SUPPLIED MATERIAL below:

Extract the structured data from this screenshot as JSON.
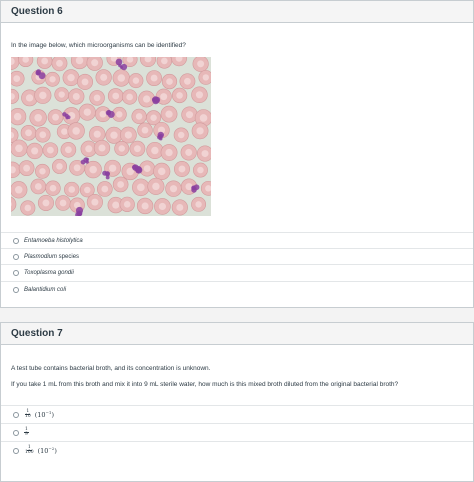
{
  "q6": {
    "title": "Question 6",
    "prompt": "In the image below, which microorganisms can be identified?",
    "answers": [
      {
        "prefix": "",
        "italic": "Entamoeba histolytica",
        "suffix": ""
      },
      {
        "prefix": "",
        "italic": "Plasmodium",
        "suffix": " species"
      },
      {
        "prefix": "",
        "italic": "Toxoplasma gondii",
        "suffix": ""
      },
      {
        "prefix": "",
        "italic": "Balantidium coli",
        "suffix": ""
      }
    ]
  },
  "q7": {
    "title": "Question 7",
    "prompt1": "A test tube contains bacterial broth, and its concentration is unknown.",
    "prompt2": "If you take 1 mL from this broth and mix it into 9 mL sterile water, how much is this mixed broth diluted from the original bacterial broth?",
    "answers": [
      {
        "num": "1",
        "den": "10",
        "paren": "(10",
        "exp": "−1",
        "close": ")"
      },
      {
        "num": "1",
        "den": "9",
        "paren": "",
        "exp": "",
        "close": ""
      },
      {
        "num": "1",
        "den": "100",
        "paren": "(10",
        "exp": "−2",
        "close": ")"
      }
    ]
  },
  "colors": {
    "header_bg": "#f5f5f5",
    "border": "#c7cdd1",
    "text": "#2d3b45",
    "stain_purple": "#8a3fa0"
  },
  "icons": {
    "radio": "radio-unchecked-icon"
  }
}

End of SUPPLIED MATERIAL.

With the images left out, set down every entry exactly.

Extract the structured data from this screenshot as JSON.
{
  "q6": {
    "title": "Question 6",
    "prompt": "In the image below, which microorganisms can be identified?",
    "answers": [
      {
        "prefix": "",
        "italic": "Entamoeba histolytica",
        "suffix": ""
      },
      {
        "prefix": "",
        "italic": "Plasmodium",
        "suffix": " species"
      },
      {
        "prefix": "",
        "italic": "Toxoplasma gondii",
        "suffix": ""
      },
      {
        "prefix": "",
        "italic": "Balantidium coli",
        "suffix": ""
      }
    ]
  },
  "q7": {
    "title": "Question 7",
    "prompt1": "A test tube contains bacterial broth, and its concentration is unknown.",
    "prompt2": "If you take 1 mL from this broth and mix it into 9 mL sterile water, how much is this mixed broth diluted from the original bacterial broth?",
    "answers": [
      {
        "num": "1",
        "den": "10",
        "paren": "(10",
        "exp": "−1",
        "close": ")"
      },
      {
        "num": "1",
        "den": "9",
        "paren": "",
        "exp": "",
        "close": ""
      },
      {
        "num": "1",
        "den": "100",
        "paren": "(10",
        "exp": "−2",
        "close": ")"
      }
    ]
  },
  "colors": {
    "header_bg": "#f5f5f5",
    "border": "#c7cdd1",
    "text": "#2d3b45",
    "stain_purple": "#8a3fa0"
  },
  "icons": {
    "radio": "radio-unchecked-icon"
  }
}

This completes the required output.